Wurtz is one of four winners across the University of Minnesota professional schools. She was nominated by MPH-PHAP students Maria Bitanga, Elizabeth Lemke, Eli Mansfield, Katy Murray, Jake Tanumihardjo, and Olivia Wong.
The award is a partnership between Professional Student Government, the Council of Graduate Students, the Student Conflict Resolution Center, and the University of Minnesota.
The first group of University of Minnesota-Arizona State University MPH-PHAP students presented their master’s projects at the Arizona Public Health spring conference in Phoenix, Ariz., April 5.
The UMN ASU MPH degree program, with PHAP and nutrition tracks, started in 2014. Marjorie Baldwin, a professor in the Department of Economics at ASU, is the academic director for the program.
Indie Lewis, MPH-PHAP student, won first place in the student poster competition.
|Justin Huang||“Rebuild Nepal Photo-voice Project”|
|Indie Lewis||“Health Education in Arizona Public High Schools”|
|Sakshi Parasher||“Infectious disease dynamics of Post Kala-Azar Leishmaniasis”|
|Sara Rogers||“Utilization of Preventive Health Services among Refugee women in Maricopa County”|

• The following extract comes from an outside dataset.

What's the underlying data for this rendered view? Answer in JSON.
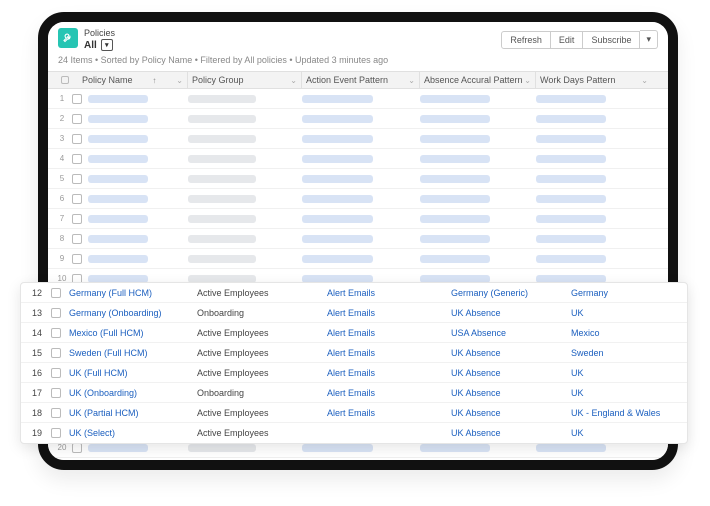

The School of Public Health’s Research Day is an opportunity to demonstrate student research activities, encourage collaboration, and give SPH students an opportunity to develop and present a research poster.

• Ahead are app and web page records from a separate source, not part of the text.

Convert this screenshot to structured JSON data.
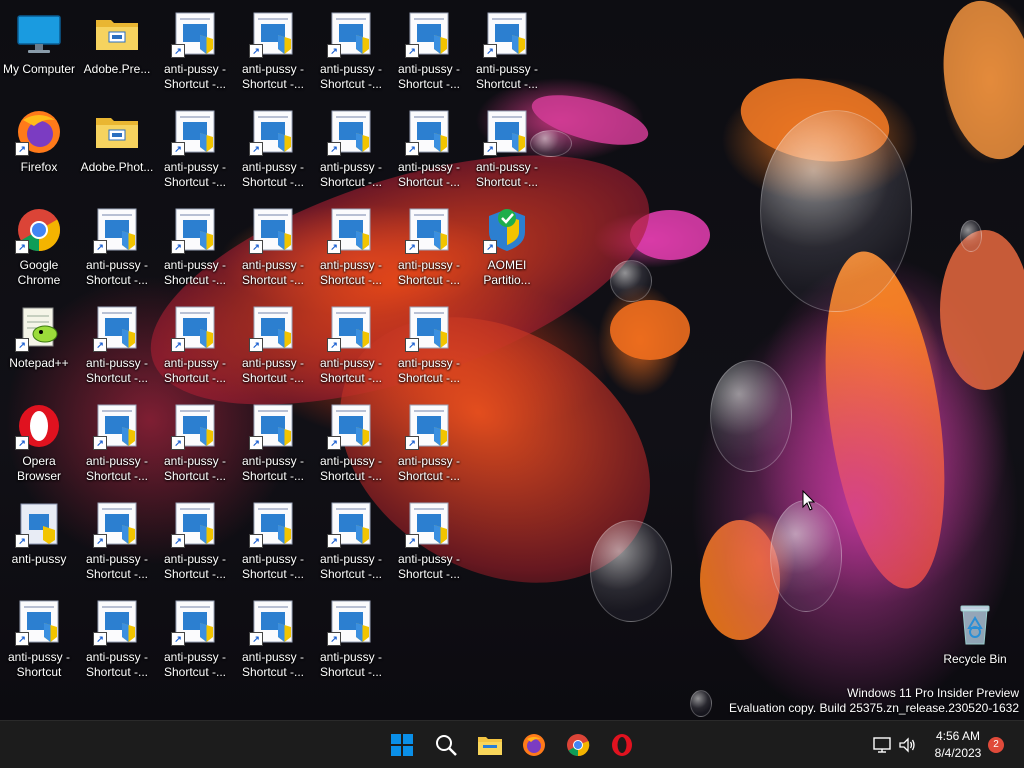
{
  "desktop": {
    "shortcut_label": "anti-pussy - Shortcut -...",
    "columns": [
      {
        "items": [
          {
            "label": "My Computer",
            "icon": "monitor-icon"
          },
          {
            "label": "Firefox",
            "icon": "firefox-icon"
          },
          {
            "label": "Google Chrome",
            "icon": "chrome-icon"
          },
          {
            "label": "Notepad++",
            "icon": "notepadpp-icon"
          },
          {
            "label": "Opera Browser",
            "icon": "opera-icon"
          },
          {
            "label": "anti-pussy",
            "icon": "anti-pussy-icon"
          },
          {
            "label": "anti-pussy - Shortcut",
            "icon": "shortcut-icon"
          }
        ]
      },
      {
        "items": [
          {
            "label": "Adobe.Pre...",
            "icon": "folder-icon"
          },
          {
            "label": "Adobe.Phot...",
            "icon": "folder-icon"
          },
          {
            "label": "anti-pussy - Shortcut -...",
            "icon": "shortcut-icon"
          },
          {
            "label": "anti-pussy - Shortcut -...",
            "icon": "shortcut-icon"
          },
          {
            "label": "anti-pussy - Shortcut -...",
            "icon": "shortcut-icon"
          },
          {
            "label": "anti-pussy - Shortcut -...",
            "icon": "shortcut-icon"
          },
          {
            "label": "anti-pussy - Shortcut -...",
            "icon": "shortcut-icon"
          }
        ]
      },
      {
        "items": [
          {
            "label": "anti-pussy - Shortcut -...",
            "icon": "shortcut-icon"
          },
          {
            "label": "anti-pussy - Shortcut -...",
            "icon": "shortcut-icon"
          },
          {
            "label": "anti-pussy - Shortcut -...",
            "icon": "shortcut-icon"
          },
          {
            "label": "anti-pussy - Shortcut -...",
            "icon": "shortcut-icon"
          },
          {
            "label": "anti-pussy - Shortcut -...",
            "icon": "shortcut-icon"
          },
          {
            "label": "anti-pussy - Shortcut -...",
            "icon": "shortcut-icon"
          },
          {
            "label": "anti-pussy - Shortcut -...",
            "icon": "shortcut-icon"
          }
        ]
      },
      {
        "items": [
          {
            "label": "anti-pussy - Shortcut -...",
            "icon": "shortcut-icon"
          },
          {
            "label": "anti-pussy - Shortcut -...",
            "icon": "shortcut-icon"
          },
          {
            "label": "anti-pussy - Shortcut -...",
            "icon": "shortcut-icon"
          },
          {
            "label": "anti-pussy - Shortcut -...",
            "icon": "shortcut-icon"
          },
          {
            "label": "anti-pussy - Shortcut -...",
            "icon": "shortcut-icon"
          },
          {
            "label": "anti-pussy - Shortcut -...",
            "icon": "shortcut-icon"
          },
          {
            "label": "anti-pussy - Shortcut -...",
            "icon": "shortcut-icon"
          }
        ]
      },
      {
        "items": [
          {
            "label": "anti-pussy - Shortcut -...",
            "icon": "shortcut-icon"
          },
          {
            "label": "anti-pussy - Shortcut -...",
            "icon": "shortcut-icon"
          },
          {
            "label": "anti-pussy - Shortcut -...",
            "icon": "shortcut-icon"
          },
          {
            "label": "anti-pussy - Shortcut -...",
            "icon": "shortcut-icon"
          },
          {
            "label": "anti-pussy - Shortcut -...",
            "icon": "shortcut-icon"
          },
          {
            "label": "anti-pussy - Shortcut -...",
            "icon": "shortcut-icon"
          },
          {
            "label": "anti-pussy - Shortcut -...",
            "icon": "shortcut-icon"
          }
        ]
      },
      {
        "items": [
          {
            "label": "anti-pussy - Shortcut -...",
            "icon": "shortcut-icon"
          },
          {
            "label": "anti-pussy - Shortcut -...",
            "icon": "shortcut-icon"
          },
          {
            "label": "anti-pussy - Shortcut -...",
            "icon": "shortcut-icon"
          },
          {
            "label": "anti-pussy - Shortcut -...",
            "icon": "shortcut-icon"
          },
          {
            "label": "anti-pussy - Shortcut -...",
            "icon": "shortcut-icon"
          },
          {
            "label": "anti-pussy - Shortcut -...",
            "icon": "shortcut-icon"
          }
        ]
      },
      {
        "items": [
          {
            "label": "anti-pussy - Shortcut -...",
            "icon": "shortcut-icon"
          },
          {
            "label": "anti-pussy - Shortcut -...",
            "icon": "shortcut-icon"
          },
          {
            "label": "AOMEI Partitio...",
            "icon": "aomei-icon"
          }
        ]
      }
    ],
    "recycle_bin": {
      "label": "Recycle Bin",
      "icon": "recycle-bin-icon"
    }
  },
  "watermark": {
    "line1": "Windows 11 Pro Insider Preview",
    "line2": "Evaluation copy. Build 25375.zn_release.230520-1632"
  },
  "taskbar": {
    "apps": [
      {
        "name": "start",
        "icon": "windows-start-icon"
      },
      {
        "name": "search",
        "icon": "search-icon"
      },
      {
        "name": "file-explorer",
        "icon": "file-explorer-icon"
      },
      {
        "name": "firefox",
        "icon": "firefox-icon"
      },
      {
        "name": "chrome",
        "icon": "chrome-icon"
      },
      {
        "name": "opera",
        "icon": "opera-icon"
      }
    ],
    "tray": {
      "time": "4:56 AM",
      "date": "8/4/2023",
      "notification_count": "2",
      "network_icon": "network-icon",
      "volume_icon": "volume-icon"
    }
  },
  "colors": {
    "taskbar": "#1c1c1c",
    "accent": "#0078d4",
    "badge": "#e04a3a"
  }
}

On April 7, 2016, students from the MPH-Public Health Administration & Policy program took eleven awards for their research posters and presentations. We are pleased to recognize these individuals below.
|Best Presentation – Structural Racism: Concept And Measurement In The Public Health Literature|
|Most Innovative – Healthstreams: A Podcast Series To Raise The Profile Of Public Health|
|Jake Tanumijhardo||People’s Choice Award – Minneapolis Healthy Food Shelf Initiative: Improving Healthy Food Access For Food Shelf Clients|
|People’s Choice Award – Caught With A CAUTI! Rates And Risks Of Catheter Associated Urinary Tract Infection In Minnesota Hospitals|
|Best Presentation – The Ramifications Of Projected Total Hip Replacements Through 2030|
|Community Impact – Ubuntu Minneapolis: A Business Plan To Increase African American Breastfeeding Rates|
|Most Innovative – Health Controversies In The Public Forum: A Content Analysis Of Wikipedia|
|Best Collaborative Project – Use Of Ayurvedic Medicines In The South Asian Community: A Mixed Methods Study|
|Best Collaborative Project – The Effect Of The Economic Recession On Public Health Spending In Minnesota|
|Public Health Impact. Implementation Business Plan For Telemental Health Service For Urban Homeless Populations|
|Community Readiness Assessment: Suicide Prevention In The Lower Sioux Indian Community|